The thing is, as I think about what to do with her next year, there are two things in the back of my mind: 1. The need for third culture kids to have a firm family foundation and traditions, and 2. The need for my kid to grow up knowing love and tolerance. Right now, I feel like these two things are mutually exclusive. And I need to find a way to reconcile that they aren’t and give her what she needs. I just don’t know if that’s going to include Christmas with me and a tree.

 

Training Divas, Or How to Not Give a Kid an Eating Disorder

Just got back from Copenhagen Fashion Week and it seems the accessory du jour is a mini-Diva. I’d seen a couple crawling around in the tent at Berlin Fashion Week but in Copenhagen, the kids get front row.

 

Of course I was sad to not have brought my own Diva in Training along, but I do wonder what effect seeing half-naked ladies would have on her developing toddlers’ mind. She’s a pretty confident kid, not *really* aware of body shapes yet but as one pediatrician told me, as a mom you have to be careful to not give the kid your own eating disorder.

And we *all* have disordered eating in some way. My disorder includes gorging on chocolate and not eating meat. Diva in Training has picked up the same awful eating habits I have (which also include forgetting to eat lunch until I’m cranky as fuck) so since that battle already seems to be lost I’m conscious to not pass along my disordered view of myself to her. I don’t inspect my body in front of her and don’t let anyone talk about how skinny or fat she is (she is thin as a rail and I hate that people would make a note of that when she is only three — she has no idea what that means, people! None!). Nor do I want her pinching the fat on her tummy at this age or in the future.

This in mind, I think it might actually be a good thing to bring the kid to a fashion show (so long as it’s fashion Lite and not the hard core Avant-Garde shit). The girls on the runway are so alien-looking (and often painted purple or green to boot) that when you see them in real life it’s like looking at a coat hanger and not a human being. Sad, but you can concentrate on the clothes better that way, and at least in real life, there’s no morphing through airbrushing.

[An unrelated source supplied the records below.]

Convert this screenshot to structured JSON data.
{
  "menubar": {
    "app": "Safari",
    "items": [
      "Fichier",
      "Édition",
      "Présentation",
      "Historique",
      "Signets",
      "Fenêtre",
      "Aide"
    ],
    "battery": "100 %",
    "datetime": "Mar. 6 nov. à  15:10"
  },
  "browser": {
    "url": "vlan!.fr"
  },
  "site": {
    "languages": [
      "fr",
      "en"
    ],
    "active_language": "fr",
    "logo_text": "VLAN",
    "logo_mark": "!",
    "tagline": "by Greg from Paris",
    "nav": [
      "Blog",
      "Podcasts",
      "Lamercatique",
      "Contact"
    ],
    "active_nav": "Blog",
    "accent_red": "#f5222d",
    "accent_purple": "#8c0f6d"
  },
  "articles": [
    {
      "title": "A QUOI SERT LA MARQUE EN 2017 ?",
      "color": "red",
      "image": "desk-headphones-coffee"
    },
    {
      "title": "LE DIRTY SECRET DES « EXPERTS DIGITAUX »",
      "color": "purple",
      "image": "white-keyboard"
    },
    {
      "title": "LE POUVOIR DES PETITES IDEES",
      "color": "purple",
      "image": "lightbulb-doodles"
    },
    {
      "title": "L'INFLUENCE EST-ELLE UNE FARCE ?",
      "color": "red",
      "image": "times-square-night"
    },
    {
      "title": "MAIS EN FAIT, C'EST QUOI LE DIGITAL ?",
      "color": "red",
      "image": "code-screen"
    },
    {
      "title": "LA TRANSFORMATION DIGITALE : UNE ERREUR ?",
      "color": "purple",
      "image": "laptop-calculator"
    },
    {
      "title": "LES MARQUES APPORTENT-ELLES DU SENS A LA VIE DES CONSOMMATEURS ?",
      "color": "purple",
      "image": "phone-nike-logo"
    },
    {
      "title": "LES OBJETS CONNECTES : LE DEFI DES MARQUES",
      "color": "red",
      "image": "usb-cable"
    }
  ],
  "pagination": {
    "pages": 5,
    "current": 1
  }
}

My bigger fear with bringing her to the shows now that I know what they’re like (not at all like in the glossies) would be what kind of insane outfit ideas she’d come up with afterward. She’s at the age where she dresses herself and is very particular about what goes on her body (tool belt with tutu, anyone?) and she gets inspired a lot by the people around her. Like when we were up at the park a few weeks back and ran into a crowd of Goths heading to a concert. One woman was wearing a very short skirt with no underwear, so Diva stopped in her tracks and whipped her unders off, too. Try explaining why that’s not cool to a three-year-old. It’s a very awkward conversation, let me tell you, especially when kid points to the lady in question’s bits. That experience plus my reluctance to already be denying her feather boas and knee-high boots at this young an age means she’ll be sitting Fashion Week out for a while yet. Now I just gotta keep her from crawling on my lap while sorting through pictures.